Comparing the Theme of Nature with Works from Dicknson Whitman and Emerson
Ralph Waldo Emerson once stated that “the first in time and the first in importance of the influences upon the mind is that of nature.” Nature in all its forms parallels with life, death, and the soul. Whether the sunshines or the rain falls, whether a flower blooms or willows, nature will always recreate itself and remain a mystery to mankind. To become one with nature, one must explore oneself and know that the simplicity found in it is both divine and perfect. The theme of nature plays a mayor role throughout Whitman, Dickinson, and Emerson’s writings. Each poet conveys his or her view of nature in a unique and symbolic way by searching for the individual or discovering one-self, and coming to terms with death.
Emerson deals with nature in the form of discovering one’s self. His message is one of non-conformity and individuality. He feels that every man is unique within, and thinks that society and tradition are man’s downfalls. In The American Scholar, Emerson explains that “nature is the opposite of the soul, answering to it part for part/ One is seal and one is print. /It’s beauty is the beauty of his own mind. / It’s laws are the laws of his own mind.”(Pg.48). By stating this, he stresses that each man is different and far apart from each other. Emerson uses nature as a means of escape and power. He wants us to “look at the world with new eyes”(Nature, Pg.42) and understand that something as simple as a grain of sand, is beautiful in its own way. Once we can understand this concept of pure existence, than we will know what it is like to be an individual.

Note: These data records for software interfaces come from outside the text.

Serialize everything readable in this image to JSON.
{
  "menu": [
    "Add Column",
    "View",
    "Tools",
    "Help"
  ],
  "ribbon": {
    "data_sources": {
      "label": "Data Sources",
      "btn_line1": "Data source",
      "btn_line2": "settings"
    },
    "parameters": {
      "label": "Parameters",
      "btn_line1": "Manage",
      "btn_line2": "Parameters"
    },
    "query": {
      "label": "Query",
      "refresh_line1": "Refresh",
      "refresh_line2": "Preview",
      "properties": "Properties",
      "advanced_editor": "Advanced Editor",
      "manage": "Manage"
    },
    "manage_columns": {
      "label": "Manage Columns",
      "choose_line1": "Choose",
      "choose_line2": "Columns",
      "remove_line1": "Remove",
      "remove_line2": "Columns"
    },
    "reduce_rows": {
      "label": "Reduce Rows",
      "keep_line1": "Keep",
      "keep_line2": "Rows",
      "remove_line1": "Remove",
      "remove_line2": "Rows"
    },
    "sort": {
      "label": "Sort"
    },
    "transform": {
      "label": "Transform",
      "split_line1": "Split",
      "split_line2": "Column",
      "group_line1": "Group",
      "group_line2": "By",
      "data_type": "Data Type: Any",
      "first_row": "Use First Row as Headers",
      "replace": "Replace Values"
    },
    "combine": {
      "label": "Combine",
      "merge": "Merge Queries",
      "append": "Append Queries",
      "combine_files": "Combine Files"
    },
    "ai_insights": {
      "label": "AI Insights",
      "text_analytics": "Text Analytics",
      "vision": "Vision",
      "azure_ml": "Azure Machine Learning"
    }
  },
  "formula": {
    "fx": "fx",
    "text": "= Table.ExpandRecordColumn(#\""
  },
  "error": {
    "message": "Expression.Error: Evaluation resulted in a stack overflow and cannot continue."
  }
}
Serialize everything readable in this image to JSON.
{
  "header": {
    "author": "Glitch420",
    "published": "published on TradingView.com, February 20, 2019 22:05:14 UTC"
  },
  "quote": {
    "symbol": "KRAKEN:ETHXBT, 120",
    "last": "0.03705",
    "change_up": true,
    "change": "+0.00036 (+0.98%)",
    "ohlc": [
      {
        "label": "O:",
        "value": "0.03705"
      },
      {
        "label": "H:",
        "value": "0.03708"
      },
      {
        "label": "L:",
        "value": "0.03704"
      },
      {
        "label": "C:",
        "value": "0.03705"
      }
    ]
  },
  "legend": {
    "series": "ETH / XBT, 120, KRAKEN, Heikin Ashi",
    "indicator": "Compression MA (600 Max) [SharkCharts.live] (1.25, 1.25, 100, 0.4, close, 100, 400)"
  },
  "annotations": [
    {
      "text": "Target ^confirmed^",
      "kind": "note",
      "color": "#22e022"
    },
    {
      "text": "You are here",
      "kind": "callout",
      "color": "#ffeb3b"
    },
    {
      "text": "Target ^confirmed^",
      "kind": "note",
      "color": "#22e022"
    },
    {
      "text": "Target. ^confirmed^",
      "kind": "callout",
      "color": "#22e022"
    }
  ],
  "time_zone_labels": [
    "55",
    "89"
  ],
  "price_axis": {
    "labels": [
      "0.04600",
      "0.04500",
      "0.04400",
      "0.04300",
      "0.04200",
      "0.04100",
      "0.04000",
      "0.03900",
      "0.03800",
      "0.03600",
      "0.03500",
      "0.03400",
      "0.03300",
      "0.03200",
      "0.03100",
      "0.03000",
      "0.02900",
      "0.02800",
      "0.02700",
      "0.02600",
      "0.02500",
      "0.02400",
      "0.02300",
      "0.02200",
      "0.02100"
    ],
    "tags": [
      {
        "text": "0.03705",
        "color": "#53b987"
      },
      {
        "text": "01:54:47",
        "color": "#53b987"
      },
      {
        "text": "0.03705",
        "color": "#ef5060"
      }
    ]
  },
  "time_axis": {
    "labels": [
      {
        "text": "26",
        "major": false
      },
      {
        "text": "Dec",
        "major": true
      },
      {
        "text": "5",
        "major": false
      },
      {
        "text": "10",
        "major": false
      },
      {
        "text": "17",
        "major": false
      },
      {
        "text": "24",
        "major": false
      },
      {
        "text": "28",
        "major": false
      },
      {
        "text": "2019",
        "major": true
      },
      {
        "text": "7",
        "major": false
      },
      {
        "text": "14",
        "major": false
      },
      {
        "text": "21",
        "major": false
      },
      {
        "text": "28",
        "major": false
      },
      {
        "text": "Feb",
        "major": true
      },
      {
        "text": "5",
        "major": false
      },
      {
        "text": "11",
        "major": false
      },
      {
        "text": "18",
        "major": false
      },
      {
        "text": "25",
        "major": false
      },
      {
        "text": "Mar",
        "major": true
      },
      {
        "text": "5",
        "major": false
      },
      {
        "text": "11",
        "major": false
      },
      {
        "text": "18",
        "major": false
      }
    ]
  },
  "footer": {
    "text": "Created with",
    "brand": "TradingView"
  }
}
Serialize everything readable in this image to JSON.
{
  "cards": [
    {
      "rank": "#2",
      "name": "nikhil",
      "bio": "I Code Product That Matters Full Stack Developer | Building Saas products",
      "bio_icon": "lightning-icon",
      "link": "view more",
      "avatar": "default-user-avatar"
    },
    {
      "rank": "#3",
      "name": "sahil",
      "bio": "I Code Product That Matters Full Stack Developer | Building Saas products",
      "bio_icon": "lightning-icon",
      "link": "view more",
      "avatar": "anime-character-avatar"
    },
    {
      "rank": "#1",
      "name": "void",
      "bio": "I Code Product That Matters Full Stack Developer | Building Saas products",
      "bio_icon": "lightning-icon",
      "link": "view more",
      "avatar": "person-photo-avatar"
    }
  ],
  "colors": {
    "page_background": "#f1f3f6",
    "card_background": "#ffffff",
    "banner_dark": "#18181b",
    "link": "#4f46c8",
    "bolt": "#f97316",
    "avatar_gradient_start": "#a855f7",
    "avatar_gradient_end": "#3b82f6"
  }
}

Whitman also discuses nature through discovering one’s self, but unlike Emerson, he feels that we as individuals should embrace all society that surrounds us. Whitman sees all men as contributing to the greatness of...